However, the science of situations also offers more concrete lessons about navigating our social universe. The chapters that follow explore human nature across a variety of dimensions, relying on empirical research as well as daily observation, drawing from scientific theory as well as Seinfeld episodes. And this is what makes studying situations so useful as well as so captivating: it requires attention to both scientific method and mundane detail; it appeals to both the behavioral researcher and sitcom fan lurking within each of us.

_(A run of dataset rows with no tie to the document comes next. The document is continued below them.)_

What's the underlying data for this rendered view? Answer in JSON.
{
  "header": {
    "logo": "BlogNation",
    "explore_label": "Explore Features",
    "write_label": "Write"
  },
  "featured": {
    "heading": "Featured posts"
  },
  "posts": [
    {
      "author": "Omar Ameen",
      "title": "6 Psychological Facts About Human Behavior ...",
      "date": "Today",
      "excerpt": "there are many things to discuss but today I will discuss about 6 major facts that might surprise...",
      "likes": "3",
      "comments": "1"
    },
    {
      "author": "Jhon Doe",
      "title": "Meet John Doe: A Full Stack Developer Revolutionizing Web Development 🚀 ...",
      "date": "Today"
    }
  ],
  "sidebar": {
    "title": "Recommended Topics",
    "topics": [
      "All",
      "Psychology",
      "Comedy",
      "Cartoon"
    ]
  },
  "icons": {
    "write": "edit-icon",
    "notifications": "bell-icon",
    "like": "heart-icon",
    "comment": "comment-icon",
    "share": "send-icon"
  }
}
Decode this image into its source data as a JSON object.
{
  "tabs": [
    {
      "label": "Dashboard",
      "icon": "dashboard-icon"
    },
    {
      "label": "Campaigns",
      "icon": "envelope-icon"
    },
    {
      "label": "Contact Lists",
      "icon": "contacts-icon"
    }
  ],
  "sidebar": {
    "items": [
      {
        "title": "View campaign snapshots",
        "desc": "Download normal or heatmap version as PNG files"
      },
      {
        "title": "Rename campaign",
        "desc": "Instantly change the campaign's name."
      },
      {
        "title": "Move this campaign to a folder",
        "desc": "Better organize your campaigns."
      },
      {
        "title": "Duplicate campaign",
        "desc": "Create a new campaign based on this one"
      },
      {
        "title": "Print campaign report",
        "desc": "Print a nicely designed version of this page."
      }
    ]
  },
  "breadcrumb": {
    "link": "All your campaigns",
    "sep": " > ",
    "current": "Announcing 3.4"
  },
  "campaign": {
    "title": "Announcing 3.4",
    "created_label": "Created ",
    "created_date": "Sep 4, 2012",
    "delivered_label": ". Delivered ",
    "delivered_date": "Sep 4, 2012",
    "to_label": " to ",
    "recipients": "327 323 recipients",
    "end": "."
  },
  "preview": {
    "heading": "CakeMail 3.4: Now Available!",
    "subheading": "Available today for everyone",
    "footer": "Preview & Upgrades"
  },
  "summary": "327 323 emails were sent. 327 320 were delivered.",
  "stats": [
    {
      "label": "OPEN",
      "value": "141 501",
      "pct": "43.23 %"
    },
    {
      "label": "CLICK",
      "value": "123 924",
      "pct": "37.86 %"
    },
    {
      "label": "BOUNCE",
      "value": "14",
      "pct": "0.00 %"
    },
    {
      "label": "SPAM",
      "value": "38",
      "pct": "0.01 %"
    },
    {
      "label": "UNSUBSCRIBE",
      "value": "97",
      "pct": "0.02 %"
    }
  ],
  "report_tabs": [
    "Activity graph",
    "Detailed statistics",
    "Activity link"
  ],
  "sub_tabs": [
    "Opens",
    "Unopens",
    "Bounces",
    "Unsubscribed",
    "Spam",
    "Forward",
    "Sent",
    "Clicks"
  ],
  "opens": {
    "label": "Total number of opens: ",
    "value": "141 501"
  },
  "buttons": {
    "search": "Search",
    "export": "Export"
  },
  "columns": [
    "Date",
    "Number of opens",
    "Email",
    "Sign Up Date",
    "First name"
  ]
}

Because, in the end, situations of all types are important, from the unexceptional to the profound. Consider that the very same principles at work in my routine airport interaction with Marta can be found in settings with far graver consequences. As one example, according to a recent book by pseudonymous intelligence officer Matthew Alexander, U.S. interrogators weren’t particularly successful in obtaining useful information from alleged terrorists captured during the first few years of the Iraq war. The reason, suggests Alexander, was the default tendency of most interrogators to view their suspects as incorrigible evildoers who’d only respond to domination, threat, and fear—much like the fruitless strategies pursued by many customers with service representatives. And if you think this analogy strains credulity, well, clearly you’ve never seen the residents of my grandparents’ retirement community interacting with the dining room waitstaff during dinner.
The turning point in Iraq, writes Alexander, came when interrogators changed strategies, abandoning the harsh tactics of belittlement in the name of cultural respect and rapport building. It’s not that they started taking detainees out for pizza and ice cream—distortion of reality, false hope, and good, old-fashioned lies became essential ingredients of the new game plan. But the key was a shift from brutality to brains, as Alexander calls it.
part four of ‘Situations Matter’ appears here tomorrow. If you’re enjoying this selection from the Oakville Public Library Business Online Book Club, go to your local library or better still, Buy the Book